BEGIN

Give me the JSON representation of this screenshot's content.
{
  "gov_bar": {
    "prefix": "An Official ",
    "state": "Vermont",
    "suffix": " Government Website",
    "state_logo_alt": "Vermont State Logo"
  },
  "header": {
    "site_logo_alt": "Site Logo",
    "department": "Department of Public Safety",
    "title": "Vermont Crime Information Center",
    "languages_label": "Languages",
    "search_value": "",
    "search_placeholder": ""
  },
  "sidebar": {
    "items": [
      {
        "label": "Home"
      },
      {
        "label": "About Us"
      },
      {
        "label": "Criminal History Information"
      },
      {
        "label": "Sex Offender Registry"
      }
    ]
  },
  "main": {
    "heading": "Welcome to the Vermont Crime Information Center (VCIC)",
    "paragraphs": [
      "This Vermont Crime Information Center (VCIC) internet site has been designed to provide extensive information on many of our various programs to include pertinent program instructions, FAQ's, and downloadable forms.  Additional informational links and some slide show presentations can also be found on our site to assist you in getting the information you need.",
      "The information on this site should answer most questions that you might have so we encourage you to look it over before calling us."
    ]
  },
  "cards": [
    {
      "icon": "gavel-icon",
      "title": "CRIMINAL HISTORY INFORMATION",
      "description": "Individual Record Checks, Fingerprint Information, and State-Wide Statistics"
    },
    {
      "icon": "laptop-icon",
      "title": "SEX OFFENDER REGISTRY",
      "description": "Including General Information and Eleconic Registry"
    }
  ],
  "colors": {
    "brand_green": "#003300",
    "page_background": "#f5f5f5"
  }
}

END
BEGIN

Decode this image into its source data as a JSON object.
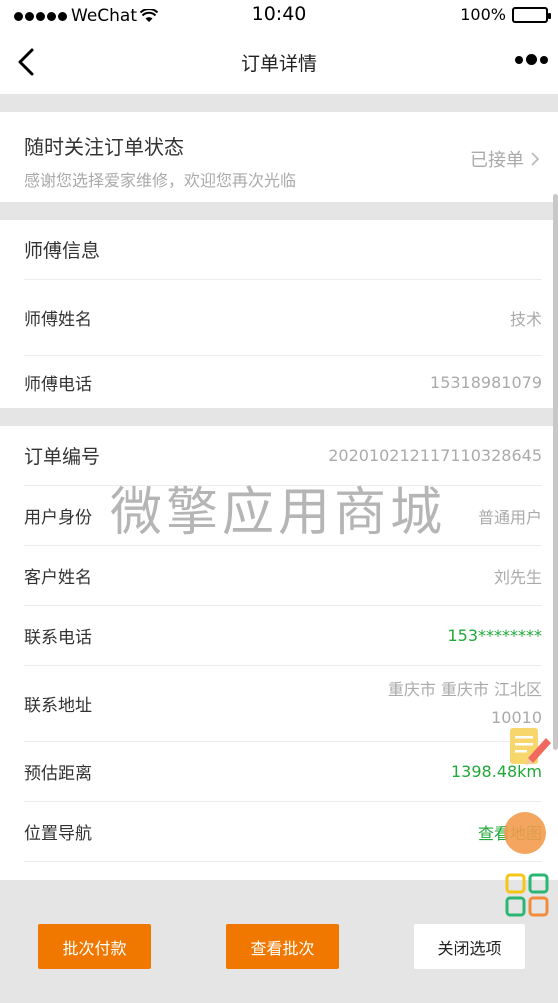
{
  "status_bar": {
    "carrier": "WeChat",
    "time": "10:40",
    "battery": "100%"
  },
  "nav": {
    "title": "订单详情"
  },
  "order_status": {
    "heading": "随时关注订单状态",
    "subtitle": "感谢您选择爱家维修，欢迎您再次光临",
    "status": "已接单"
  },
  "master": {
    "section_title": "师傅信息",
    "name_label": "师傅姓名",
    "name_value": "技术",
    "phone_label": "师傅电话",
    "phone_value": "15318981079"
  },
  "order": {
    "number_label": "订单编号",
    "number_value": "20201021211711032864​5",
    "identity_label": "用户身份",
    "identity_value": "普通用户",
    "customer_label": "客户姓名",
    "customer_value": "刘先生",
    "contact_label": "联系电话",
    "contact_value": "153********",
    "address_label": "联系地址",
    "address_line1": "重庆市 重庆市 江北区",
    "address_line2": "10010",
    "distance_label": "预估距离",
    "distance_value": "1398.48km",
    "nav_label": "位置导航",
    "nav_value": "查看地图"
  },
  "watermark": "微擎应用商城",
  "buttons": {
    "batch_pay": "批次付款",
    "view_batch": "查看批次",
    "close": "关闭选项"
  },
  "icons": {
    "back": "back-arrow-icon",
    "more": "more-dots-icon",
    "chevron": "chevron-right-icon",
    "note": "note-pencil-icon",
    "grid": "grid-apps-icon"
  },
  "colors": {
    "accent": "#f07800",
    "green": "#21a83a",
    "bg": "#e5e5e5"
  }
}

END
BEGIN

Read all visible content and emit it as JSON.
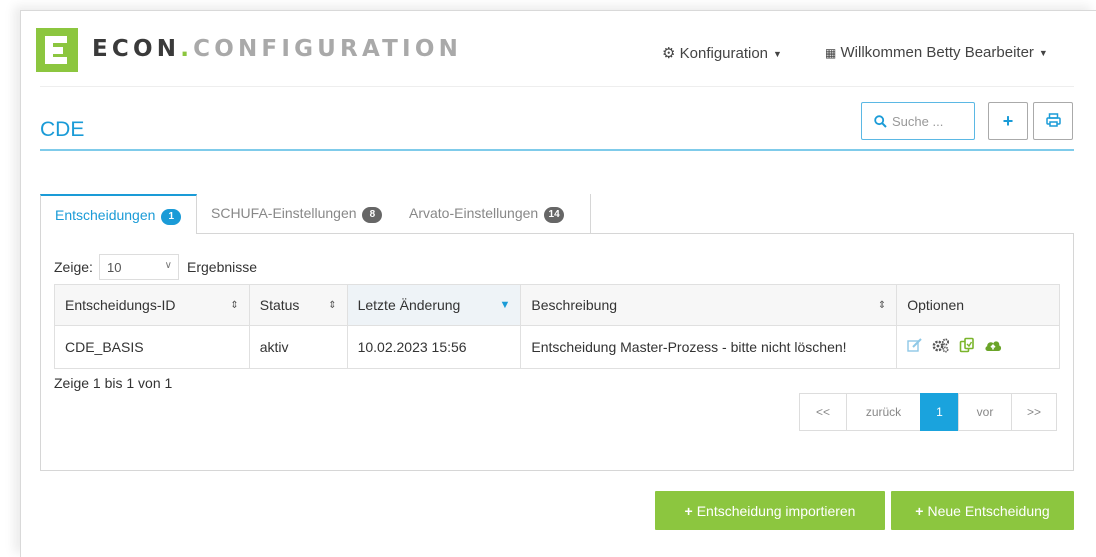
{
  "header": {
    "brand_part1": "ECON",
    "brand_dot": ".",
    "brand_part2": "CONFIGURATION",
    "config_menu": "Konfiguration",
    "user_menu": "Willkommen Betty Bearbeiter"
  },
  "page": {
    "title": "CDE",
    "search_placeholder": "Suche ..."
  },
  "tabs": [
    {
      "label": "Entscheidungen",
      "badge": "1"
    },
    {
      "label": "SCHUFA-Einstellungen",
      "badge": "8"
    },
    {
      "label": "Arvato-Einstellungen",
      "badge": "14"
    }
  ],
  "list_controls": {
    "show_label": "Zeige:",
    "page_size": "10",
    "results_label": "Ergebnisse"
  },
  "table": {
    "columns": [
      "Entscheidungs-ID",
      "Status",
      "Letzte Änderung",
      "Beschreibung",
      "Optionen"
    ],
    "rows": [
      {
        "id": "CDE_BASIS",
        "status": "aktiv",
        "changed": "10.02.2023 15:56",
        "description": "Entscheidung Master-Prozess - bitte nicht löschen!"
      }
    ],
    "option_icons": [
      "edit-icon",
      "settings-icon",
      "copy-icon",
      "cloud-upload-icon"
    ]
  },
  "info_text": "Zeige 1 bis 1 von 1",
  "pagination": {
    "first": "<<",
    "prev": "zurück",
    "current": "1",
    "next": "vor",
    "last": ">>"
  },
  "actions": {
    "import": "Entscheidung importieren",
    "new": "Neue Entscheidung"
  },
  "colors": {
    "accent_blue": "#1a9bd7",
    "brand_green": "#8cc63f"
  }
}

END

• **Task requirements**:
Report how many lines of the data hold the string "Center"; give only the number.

• **Answer to this problem**:
3